Two options allow agricultural producers to lean about conservation and food safety on their farm.
The Michigan Agricultural Environmental Assurance Program (MAEAP) is a proactive program for all farms to voluntarily prevent or minimize environmental pollution risks.
The farm is able to select a ‘system’ in which they wish to be verified, including Farmstead; Cropping; Livestock; and Forests, Wetlands and Habitat. Farmers work with a local MAEAP technician to implement changes on their farm to receive a MAEAP verification in any of the applicable systems.
The Michigan On-Farm Produce Safety Program is another program involving conservation practices on the farm.

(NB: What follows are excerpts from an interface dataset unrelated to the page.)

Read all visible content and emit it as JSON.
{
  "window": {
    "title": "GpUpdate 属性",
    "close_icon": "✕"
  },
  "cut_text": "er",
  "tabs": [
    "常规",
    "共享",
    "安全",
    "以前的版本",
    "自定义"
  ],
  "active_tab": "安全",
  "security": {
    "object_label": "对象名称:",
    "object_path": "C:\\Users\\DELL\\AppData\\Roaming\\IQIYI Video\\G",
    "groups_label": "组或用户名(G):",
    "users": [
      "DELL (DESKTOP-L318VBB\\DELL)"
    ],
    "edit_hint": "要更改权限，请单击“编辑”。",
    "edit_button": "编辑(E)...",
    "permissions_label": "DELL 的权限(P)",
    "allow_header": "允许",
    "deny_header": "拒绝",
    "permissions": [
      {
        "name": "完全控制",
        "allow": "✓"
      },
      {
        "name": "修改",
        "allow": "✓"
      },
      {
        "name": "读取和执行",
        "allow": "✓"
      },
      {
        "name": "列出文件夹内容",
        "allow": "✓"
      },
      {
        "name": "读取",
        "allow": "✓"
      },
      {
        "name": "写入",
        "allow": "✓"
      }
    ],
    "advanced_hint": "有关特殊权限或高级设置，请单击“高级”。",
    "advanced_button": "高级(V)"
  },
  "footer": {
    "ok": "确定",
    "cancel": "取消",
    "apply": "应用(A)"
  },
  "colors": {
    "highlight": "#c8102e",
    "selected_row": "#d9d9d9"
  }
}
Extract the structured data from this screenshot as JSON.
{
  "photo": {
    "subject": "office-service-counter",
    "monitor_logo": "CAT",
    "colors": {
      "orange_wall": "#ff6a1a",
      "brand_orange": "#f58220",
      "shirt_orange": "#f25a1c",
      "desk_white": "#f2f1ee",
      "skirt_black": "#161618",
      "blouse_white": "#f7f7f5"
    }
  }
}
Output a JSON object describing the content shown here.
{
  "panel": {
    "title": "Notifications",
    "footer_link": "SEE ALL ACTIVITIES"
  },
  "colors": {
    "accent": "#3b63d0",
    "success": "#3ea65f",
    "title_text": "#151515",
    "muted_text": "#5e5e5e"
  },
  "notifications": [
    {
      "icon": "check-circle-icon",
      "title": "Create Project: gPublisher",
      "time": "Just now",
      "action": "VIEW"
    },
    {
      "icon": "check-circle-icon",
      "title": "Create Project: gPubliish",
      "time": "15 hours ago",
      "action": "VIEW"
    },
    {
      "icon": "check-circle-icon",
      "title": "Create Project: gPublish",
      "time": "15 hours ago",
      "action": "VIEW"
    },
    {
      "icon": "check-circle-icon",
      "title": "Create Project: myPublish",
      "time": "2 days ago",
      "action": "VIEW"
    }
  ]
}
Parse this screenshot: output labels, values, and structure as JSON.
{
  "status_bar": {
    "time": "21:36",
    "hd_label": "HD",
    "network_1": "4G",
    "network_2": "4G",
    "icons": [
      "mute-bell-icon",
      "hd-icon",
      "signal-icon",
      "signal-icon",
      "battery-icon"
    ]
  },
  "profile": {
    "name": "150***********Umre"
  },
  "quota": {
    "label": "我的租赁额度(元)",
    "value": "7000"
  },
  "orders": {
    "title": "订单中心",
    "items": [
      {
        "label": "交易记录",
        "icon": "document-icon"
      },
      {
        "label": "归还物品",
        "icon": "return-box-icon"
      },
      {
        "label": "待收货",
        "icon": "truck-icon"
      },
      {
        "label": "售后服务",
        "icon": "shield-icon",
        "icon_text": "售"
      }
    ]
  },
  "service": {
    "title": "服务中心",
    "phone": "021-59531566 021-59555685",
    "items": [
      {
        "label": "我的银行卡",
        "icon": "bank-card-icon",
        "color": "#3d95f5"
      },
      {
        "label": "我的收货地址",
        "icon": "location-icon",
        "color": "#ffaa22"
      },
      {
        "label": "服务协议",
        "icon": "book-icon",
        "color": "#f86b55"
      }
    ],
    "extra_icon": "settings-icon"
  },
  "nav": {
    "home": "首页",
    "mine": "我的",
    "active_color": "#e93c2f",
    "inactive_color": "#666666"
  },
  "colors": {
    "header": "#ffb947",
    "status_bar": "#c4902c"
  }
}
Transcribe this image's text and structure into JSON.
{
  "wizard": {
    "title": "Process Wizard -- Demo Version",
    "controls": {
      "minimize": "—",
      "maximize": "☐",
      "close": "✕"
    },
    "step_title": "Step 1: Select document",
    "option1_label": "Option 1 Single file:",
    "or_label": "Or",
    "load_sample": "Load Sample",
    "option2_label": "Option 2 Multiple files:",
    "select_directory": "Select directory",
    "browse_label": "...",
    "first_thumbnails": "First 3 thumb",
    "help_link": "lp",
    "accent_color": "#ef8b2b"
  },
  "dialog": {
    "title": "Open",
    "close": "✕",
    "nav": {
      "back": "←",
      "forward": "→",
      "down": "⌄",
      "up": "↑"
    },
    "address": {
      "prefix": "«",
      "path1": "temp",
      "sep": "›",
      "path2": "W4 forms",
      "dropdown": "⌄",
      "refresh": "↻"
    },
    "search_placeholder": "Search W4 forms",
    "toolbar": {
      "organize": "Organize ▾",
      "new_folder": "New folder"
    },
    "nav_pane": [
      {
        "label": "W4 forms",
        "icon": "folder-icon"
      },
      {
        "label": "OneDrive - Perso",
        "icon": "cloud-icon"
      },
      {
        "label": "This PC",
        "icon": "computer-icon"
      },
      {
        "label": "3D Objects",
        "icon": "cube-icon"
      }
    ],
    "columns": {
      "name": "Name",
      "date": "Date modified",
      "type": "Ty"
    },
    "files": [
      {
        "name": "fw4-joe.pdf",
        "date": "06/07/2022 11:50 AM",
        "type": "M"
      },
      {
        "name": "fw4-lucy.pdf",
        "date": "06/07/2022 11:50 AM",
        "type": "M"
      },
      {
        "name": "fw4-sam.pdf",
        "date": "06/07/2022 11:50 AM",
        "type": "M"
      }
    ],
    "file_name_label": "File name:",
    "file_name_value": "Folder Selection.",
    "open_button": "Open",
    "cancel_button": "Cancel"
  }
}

Through the program, a farm is able to receive a Certificate from the State of Michigan through successful completion of a Produce Safety Risk Assessment with your local Produce Safety Technician.
If a grower is already working with a MAEAP Technician, or has been verified in one or more of the Systems, there are some conservation practices overlap with food safety on the farm.
These two programs work together to implement additional conservation practices and food safety practices to a farm, enveloping the idea of co-management on the farm.
“’Co-Management’ means farm system management approaches that respond to site-specific conditions by integrating cultural, biological, and mechanical practices that promote ecological balance and public health by conserving biodiversity, soil, water, air, energy and other natural resources, while also reducing pathogen hazards associated with food production.” (National Sustainable Agriculture Coalition).
Through MAEAP, a farm is addressing these food safety aspects: water quality, nutrient and pest management, livestock, manure and compost.
Some other on-farm conservation practices that improve produce safety include: wellhead protection; livestock lot stormwater containment; livestock lot dust control; animal waste storage; wetland restoration; sediment basins; prescribed grazing operations; cover cropping; soil health management; vegetative field buffers and conservation covers; riparian buffers, filter strips and grassy waterways.
View more information in the WFA Handbook: https://tinyurl.com/wfahandbook.
More resources are available on the co-management of food safety and conservation. This includes promoting ecological balance, conserving natural resources, protecting public health and reducing pathogen hazards. For more information contact a local Produce Safety Technician, MAEAP Technician or Michigan Food and Farming Systems: https://maeap.org.